> EXERCISE PROMPT
Please reproduce the listing verbatim, without its images.

> DATA SHOWN
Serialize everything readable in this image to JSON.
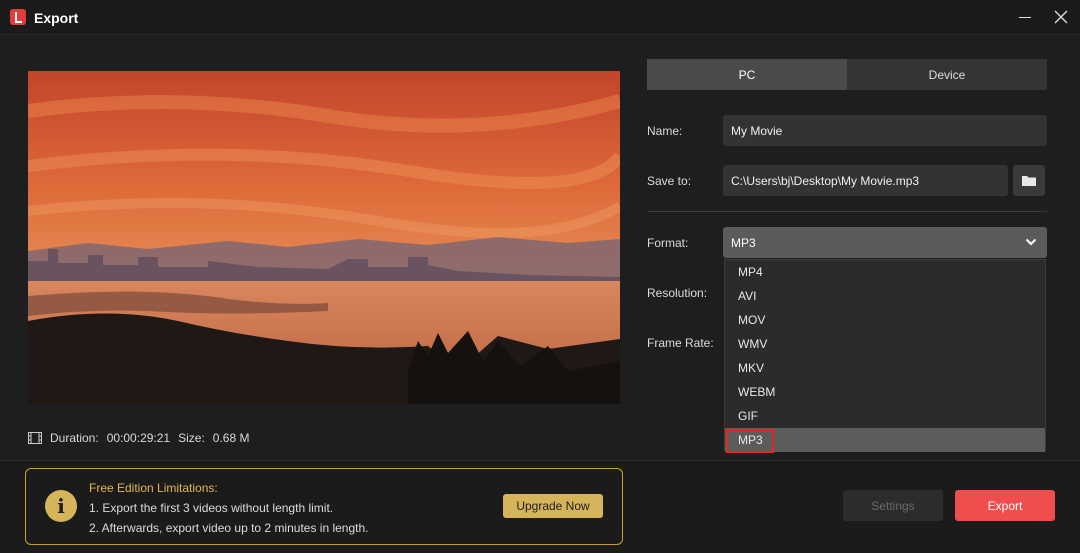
{
  "window": {
    "title": "Export"
  },
  "preview": {
    "duration_label": "Duration:",
    "duration_value": "00:00:29:21",
    "size_label": "Size:",
    "size_value": "0.68 M"
  },
  "tabs": [
    {
      "label": "PC",
      "active": true
    },
    {
      "label": "Device",
      "active": false
    }
  ],
  "form": {
    "name_label": "Name:",
    "name_value": "My Movie",
    "save_label": "Save to:",
    "save_value": "C:\\Users\\bj\\Desktop\\My Movie.mp3",
    "format_label": "Format:",
    "format_value": "MP3",
    "resolution_label": "Resolution:",
    "framerate_label": "Frame Rate:"
  },
  "format_options": [
    "MP4",
    "AVI",
    "MOV",
    "WMV",
    "MKV",
    "WEBM",
    "GIF",
    "MP3"
  ],
  "selected_format": "MP3",
  "limitations": {
    "title": "Free Edition Limitations:",
    "line1": "1. Export the first 3 videos without length limit.",
    "line2": "2. Afterwards, export video up to 2 minutes in length.",
    "upgrade_label": "Upgrade Now"
  },
  "footer": {
    "settings_label": "Settings",
    "export_label": "Export"
  },
  "colors": {
    "accent": "#f04e4e",
    "gold": "#d6b55a",
    "highlight_border": "#e02626"
  }
}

> SOLUTION FOR THIS EXERCISE
Serialize everything readable in this image to JSON.
{
  "window": {
    "title": "Export"
  },
  "preview": {
    "duration_label": "Duration:",
    "duration_value": "00:00:29:21",
    "size_label": "Size:",
    "size_value": "0.68 M"
  },
  "tabs": [
    {
      "label": "PC",
      "active": true
    },
    {
      "label": "Device",
      "active": false
    }
  ],
  "form": {
    "name_label": "Name:",
    "name_value": "My Movie",
    "save_label": "Save to:",
    "save_value": "C:\\Users\\bj\\Desktop\\My Movie.mp3",
    "format_label": "Format:",
    "format_value": "MP3",
    "resolution_label": "Resolution:",
    "framerate_label": "Frame Rate:"
  },
  "format_options": [
    "MP4",
    "AVI",
    "MOV",
    "WMV",
    "MKV",
    "WEBM",
    "GIF",
    "MP3"
  ],
  "selected_format": "MP3",
  "limitations": {
    "title": "Free Edition Limitations:",
    "line1": "1. Export the first 3 videos without length limit.",
    "line2": "2. Afterwards, export video up to 2 minutes in length.",
    "upgrade_label": "Upgrade Now"
  },
  "footer": {
    "settings_label": "Settings",
    "export_label": "Export"
  },
  "colors": {
    "accent": "#f04e4e",
    "gold": "#d6b55a",
    "highlight_border": "#e02626"
  }
}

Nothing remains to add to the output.